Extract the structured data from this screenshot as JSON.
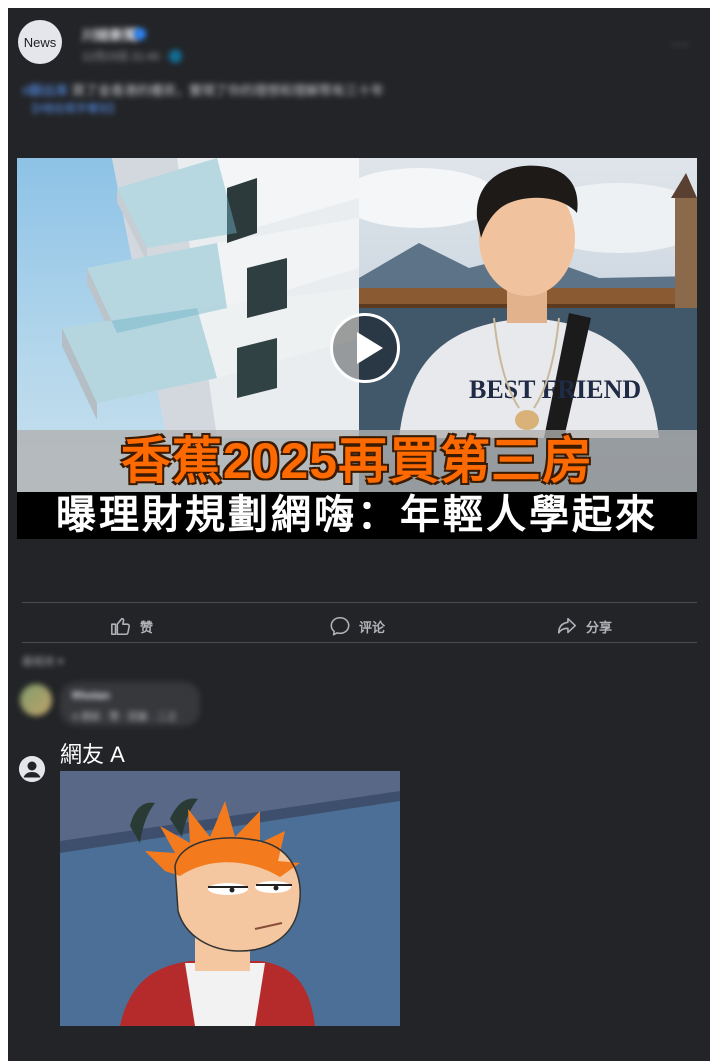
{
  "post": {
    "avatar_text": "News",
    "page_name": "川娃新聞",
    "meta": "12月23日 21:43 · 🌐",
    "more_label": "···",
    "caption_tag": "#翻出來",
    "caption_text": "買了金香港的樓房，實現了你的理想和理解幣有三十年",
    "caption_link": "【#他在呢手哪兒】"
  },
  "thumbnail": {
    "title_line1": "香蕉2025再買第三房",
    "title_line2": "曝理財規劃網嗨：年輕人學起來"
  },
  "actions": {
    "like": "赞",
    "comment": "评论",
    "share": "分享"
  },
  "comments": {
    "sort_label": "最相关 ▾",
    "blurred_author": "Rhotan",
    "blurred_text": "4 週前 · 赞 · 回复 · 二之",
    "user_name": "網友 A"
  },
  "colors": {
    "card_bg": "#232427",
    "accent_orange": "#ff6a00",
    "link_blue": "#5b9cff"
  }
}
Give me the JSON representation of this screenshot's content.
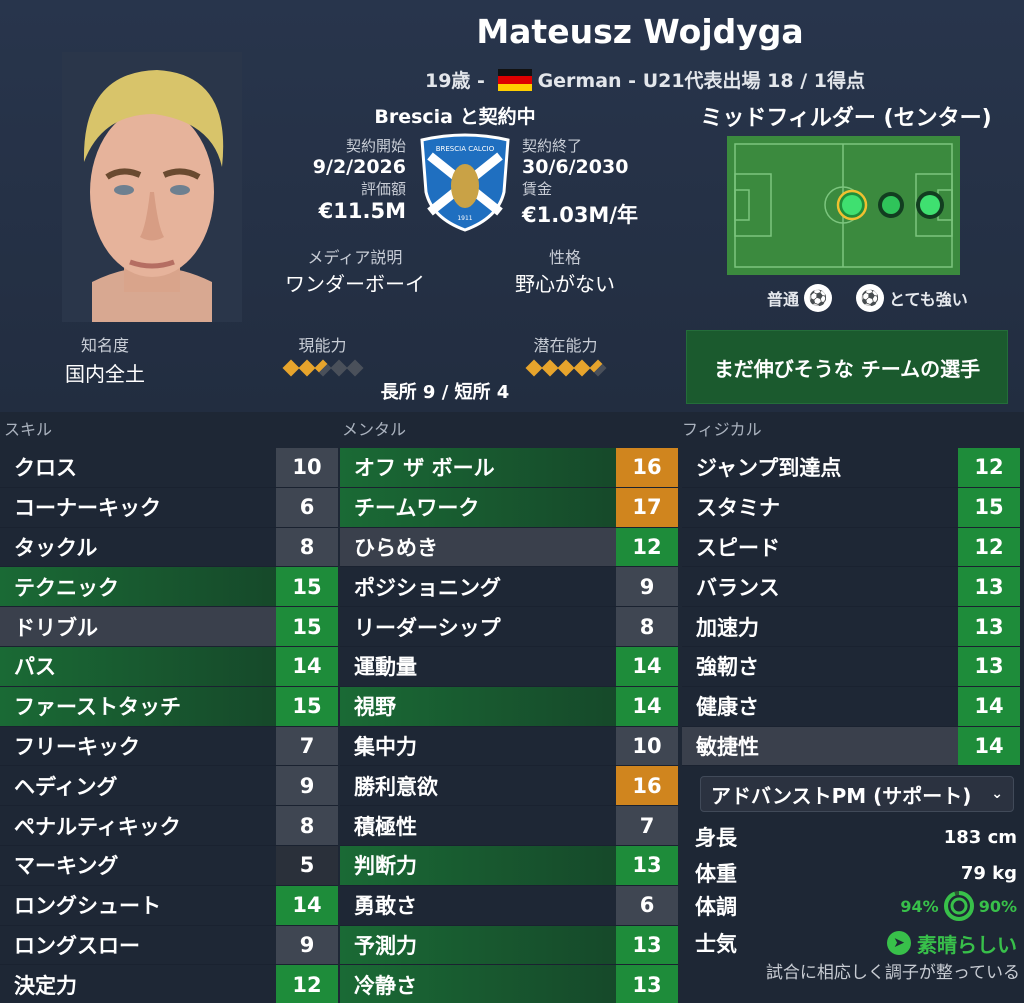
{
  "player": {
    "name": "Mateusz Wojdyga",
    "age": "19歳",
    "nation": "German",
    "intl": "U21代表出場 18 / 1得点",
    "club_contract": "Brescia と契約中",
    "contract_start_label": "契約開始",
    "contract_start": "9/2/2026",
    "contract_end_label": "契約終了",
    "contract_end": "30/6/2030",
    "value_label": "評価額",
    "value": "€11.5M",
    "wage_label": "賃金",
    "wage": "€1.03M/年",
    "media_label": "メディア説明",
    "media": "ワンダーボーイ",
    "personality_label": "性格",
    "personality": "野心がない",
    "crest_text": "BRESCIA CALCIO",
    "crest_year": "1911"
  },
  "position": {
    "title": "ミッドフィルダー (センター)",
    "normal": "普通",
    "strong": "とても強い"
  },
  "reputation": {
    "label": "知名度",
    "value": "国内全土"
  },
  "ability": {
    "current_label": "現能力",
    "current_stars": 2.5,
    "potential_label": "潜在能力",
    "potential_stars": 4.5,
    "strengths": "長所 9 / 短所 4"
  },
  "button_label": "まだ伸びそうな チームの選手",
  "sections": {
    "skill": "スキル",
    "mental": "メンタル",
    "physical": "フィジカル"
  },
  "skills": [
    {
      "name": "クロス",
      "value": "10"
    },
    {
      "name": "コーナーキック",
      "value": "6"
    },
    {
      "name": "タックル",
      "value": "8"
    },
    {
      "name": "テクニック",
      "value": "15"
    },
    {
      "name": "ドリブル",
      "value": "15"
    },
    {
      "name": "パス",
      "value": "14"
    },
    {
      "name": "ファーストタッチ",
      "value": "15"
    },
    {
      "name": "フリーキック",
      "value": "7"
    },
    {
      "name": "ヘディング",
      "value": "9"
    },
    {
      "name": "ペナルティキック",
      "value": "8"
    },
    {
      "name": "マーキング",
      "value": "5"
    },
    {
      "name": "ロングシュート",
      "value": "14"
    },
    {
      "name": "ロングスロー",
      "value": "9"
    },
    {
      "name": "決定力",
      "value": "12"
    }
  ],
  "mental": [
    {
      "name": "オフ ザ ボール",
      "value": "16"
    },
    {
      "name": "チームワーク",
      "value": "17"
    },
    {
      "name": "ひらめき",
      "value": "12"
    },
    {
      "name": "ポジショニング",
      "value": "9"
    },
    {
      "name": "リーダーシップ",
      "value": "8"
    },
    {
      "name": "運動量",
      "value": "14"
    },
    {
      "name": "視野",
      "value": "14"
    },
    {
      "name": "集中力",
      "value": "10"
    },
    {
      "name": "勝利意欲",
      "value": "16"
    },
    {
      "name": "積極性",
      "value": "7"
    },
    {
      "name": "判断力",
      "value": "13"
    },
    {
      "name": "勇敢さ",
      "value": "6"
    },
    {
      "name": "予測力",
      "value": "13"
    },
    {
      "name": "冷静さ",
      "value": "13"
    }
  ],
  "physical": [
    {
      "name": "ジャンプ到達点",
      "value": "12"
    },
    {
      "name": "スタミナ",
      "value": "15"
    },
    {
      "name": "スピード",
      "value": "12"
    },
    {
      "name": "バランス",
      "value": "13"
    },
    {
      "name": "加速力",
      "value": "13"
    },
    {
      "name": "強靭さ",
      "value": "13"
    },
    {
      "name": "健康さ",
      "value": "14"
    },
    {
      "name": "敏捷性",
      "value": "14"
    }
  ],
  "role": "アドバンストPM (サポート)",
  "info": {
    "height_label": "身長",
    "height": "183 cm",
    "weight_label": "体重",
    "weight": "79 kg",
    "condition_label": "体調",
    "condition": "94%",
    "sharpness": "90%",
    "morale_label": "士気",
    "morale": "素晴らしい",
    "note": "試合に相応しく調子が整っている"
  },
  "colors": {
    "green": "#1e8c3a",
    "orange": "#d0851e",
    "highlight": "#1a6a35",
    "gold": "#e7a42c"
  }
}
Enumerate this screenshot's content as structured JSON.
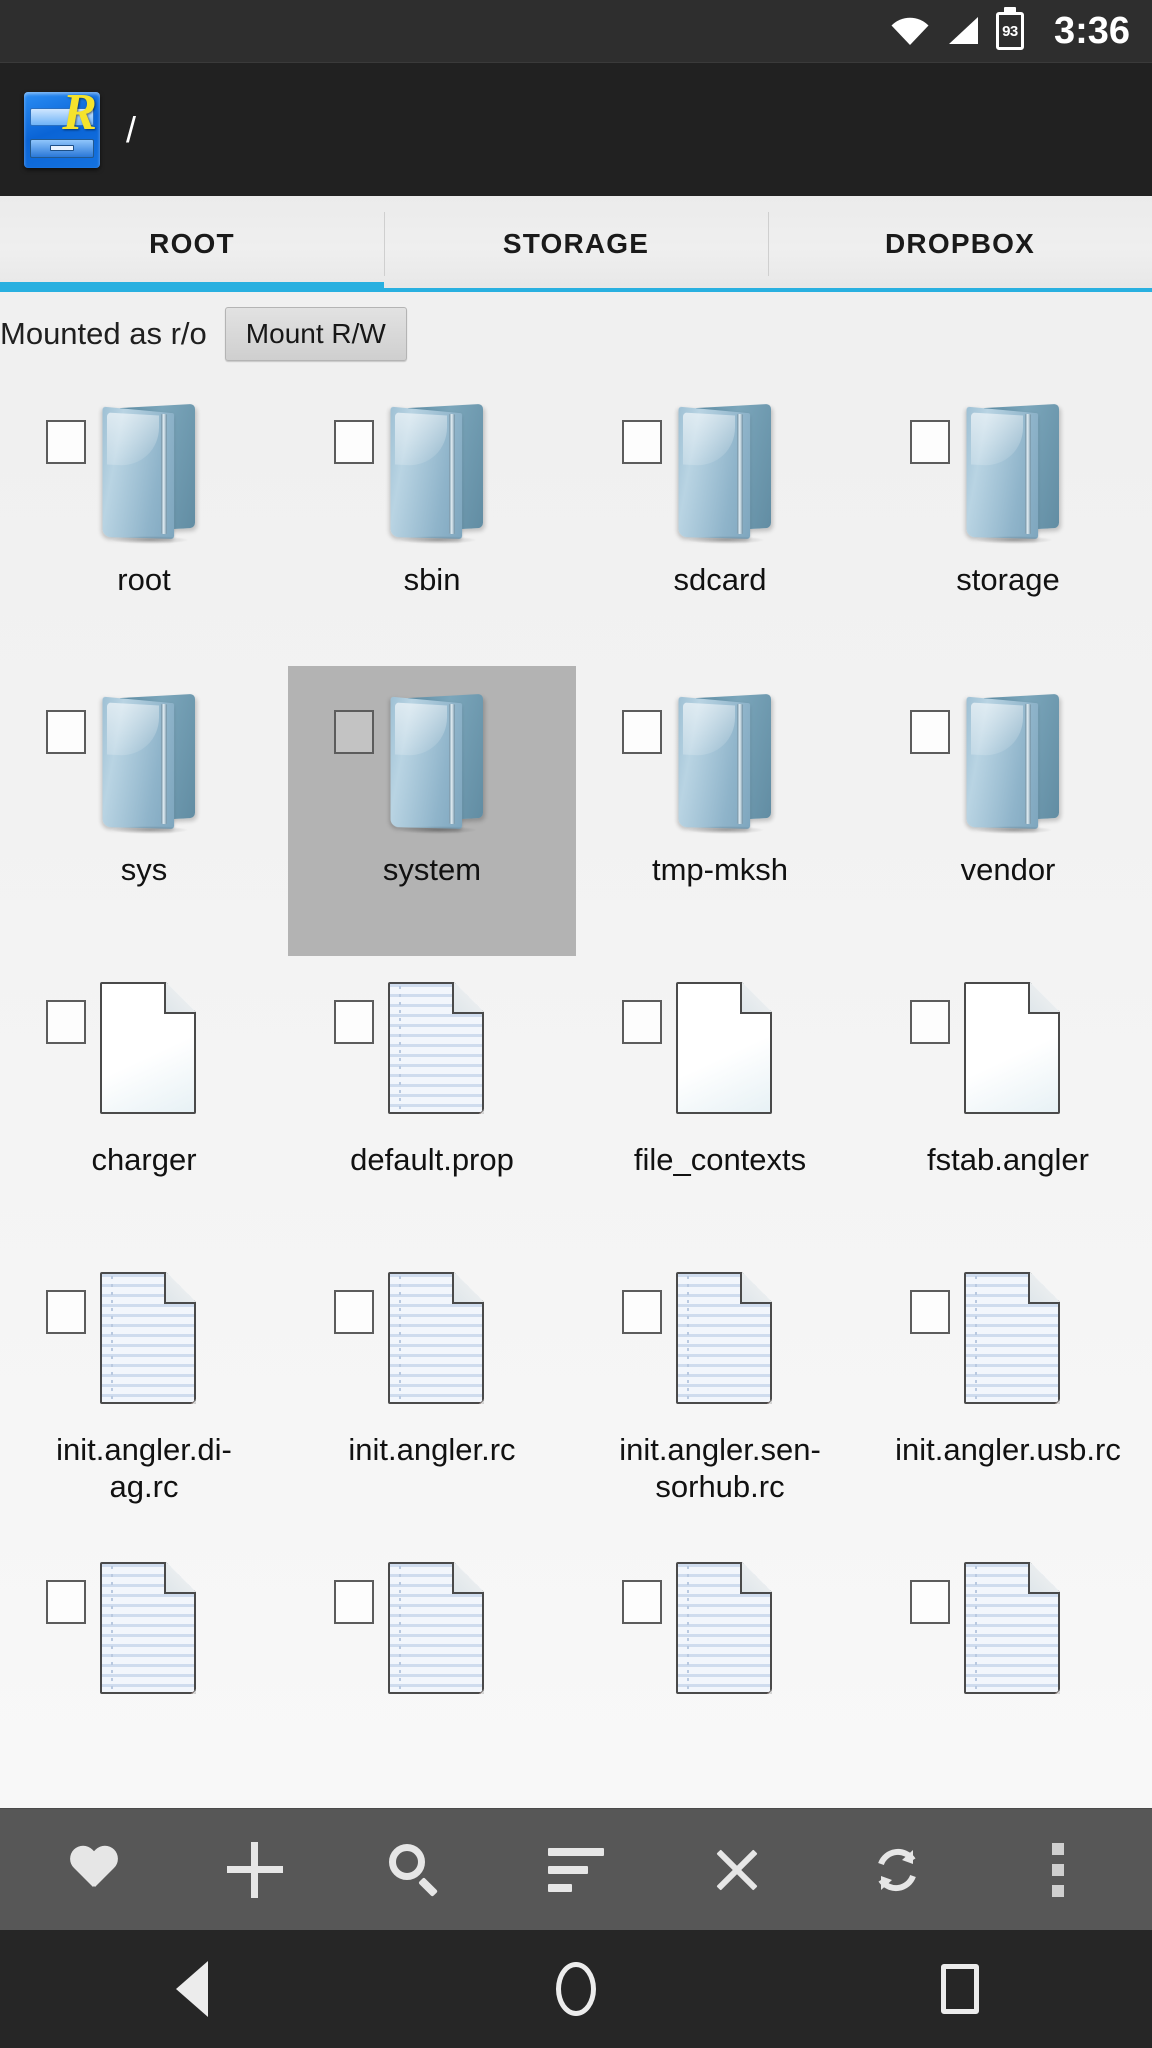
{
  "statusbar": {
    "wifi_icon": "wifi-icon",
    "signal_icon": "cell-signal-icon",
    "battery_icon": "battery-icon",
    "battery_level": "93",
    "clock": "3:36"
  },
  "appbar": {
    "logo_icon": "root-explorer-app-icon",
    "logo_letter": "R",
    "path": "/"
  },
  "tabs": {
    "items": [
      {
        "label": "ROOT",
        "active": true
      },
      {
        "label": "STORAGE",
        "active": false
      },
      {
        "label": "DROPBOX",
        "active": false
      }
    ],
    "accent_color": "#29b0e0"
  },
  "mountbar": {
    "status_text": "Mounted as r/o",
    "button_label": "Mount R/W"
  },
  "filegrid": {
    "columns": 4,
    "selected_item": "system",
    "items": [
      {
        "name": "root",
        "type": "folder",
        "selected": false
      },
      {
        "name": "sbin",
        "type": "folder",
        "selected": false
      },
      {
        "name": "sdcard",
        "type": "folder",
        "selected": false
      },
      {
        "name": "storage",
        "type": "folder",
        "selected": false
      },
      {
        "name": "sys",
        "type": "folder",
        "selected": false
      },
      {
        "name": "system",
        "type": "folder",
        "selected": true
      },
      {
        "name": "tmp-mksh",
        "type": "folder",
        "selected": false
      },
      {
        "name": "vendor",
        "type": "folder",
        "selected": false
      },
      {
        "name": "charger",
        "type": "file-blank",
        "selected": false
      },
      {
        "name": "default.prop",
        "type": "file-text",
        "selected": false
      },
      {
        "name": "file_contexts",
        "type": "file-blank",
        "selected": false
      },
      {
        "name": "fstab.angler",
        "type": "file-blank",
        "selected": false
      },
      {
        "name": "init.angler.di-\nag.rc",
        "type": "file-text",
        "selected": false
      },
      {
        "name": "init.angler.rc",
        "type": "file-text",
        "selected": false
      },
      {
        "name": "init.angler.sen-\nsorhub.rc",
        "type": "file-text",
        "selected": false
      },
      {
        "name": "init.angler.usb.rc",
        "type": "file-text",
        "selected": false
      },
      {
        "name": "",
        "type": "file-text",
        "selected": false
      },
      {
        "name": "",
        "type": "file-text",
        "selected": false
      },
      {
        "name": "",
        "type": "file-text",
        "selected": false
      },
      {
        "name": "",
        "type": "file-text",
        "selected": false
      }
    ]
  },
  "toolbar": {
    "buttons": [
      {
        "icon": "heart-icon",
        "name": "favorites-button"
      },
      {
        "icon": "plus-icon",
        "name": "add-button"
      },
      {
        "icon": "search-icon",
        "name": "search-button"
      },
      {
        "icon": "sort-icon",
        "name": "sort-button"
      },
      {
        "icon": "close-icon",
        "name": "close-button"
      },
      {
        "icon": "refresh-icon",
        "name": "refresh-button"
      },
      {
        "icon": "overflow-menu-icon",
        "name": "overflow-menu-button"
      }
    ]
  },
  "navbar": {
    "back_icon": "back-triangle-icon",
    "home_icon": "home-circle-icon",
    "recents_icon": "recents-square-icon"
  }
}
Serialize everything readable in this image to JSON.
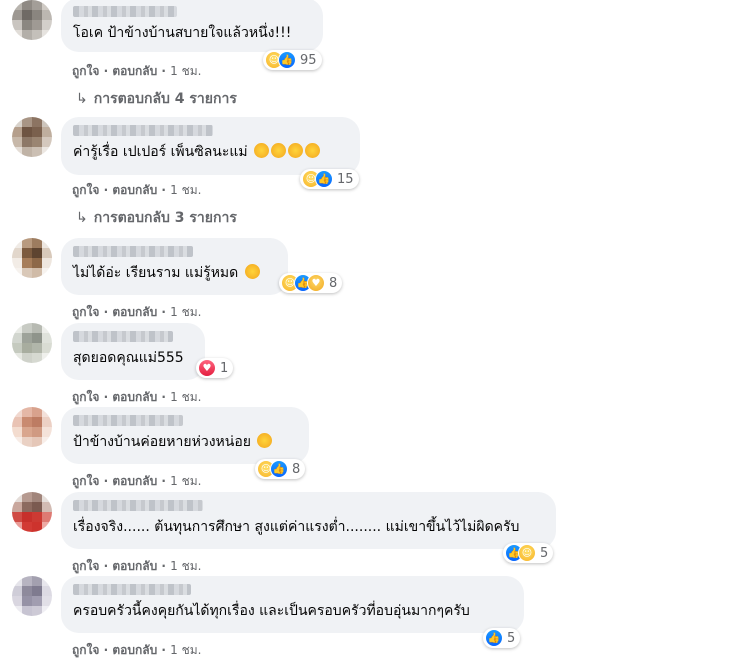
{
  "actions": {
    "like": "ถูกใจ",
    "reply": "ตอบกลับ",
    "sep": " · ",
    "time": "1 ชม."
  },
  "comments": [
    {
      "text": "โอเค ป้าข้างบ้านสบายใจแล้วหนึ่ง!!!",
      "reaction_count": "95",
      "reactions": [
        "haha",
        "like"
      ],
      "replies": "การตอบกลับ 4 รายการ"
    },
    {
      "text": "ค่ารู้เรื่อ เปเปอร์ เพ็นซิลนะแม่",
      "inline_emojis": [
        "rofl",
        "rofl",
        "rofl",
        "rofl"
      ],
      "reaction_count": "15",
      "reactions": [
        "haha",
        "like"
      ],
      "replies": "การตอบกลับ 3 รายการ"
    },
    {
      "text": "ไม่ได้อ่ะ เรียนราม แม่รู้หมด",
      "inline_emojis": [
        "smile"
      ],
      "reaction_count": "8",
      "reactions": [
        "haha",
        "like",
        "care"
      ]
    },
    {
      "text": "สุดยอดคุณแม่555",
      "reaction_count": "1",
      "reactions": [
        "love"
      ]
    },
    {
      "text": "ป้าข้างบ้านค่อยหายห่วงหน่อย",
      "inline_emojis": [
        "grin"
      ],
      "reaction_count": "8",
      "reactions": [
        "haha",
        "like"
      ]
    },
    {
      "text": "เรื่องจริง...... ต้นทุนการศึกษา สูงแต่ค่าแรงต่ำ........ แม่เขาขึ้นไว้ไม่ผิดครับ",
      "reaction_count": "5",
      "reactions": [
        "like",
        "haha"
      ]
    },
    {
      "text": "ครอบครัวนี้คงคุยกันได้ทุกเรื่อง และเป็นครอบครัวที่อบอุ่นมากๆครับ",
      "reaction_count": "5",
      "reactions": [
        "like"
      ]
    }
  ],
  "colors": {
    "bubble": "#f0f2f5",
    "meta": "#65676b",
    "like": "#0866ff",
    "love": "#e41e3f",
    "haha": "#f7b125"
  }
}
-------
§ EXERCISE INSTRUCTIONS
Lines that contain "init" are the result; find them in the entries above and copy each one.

§ WRITTEN ANSWER
        "name": "init.angler.di-\nag.rc",
        "name": "init.angler.rc",
        "name": "init.angler.sen-\nsorhub.rc",
        "name": "init.angler.usb.rc",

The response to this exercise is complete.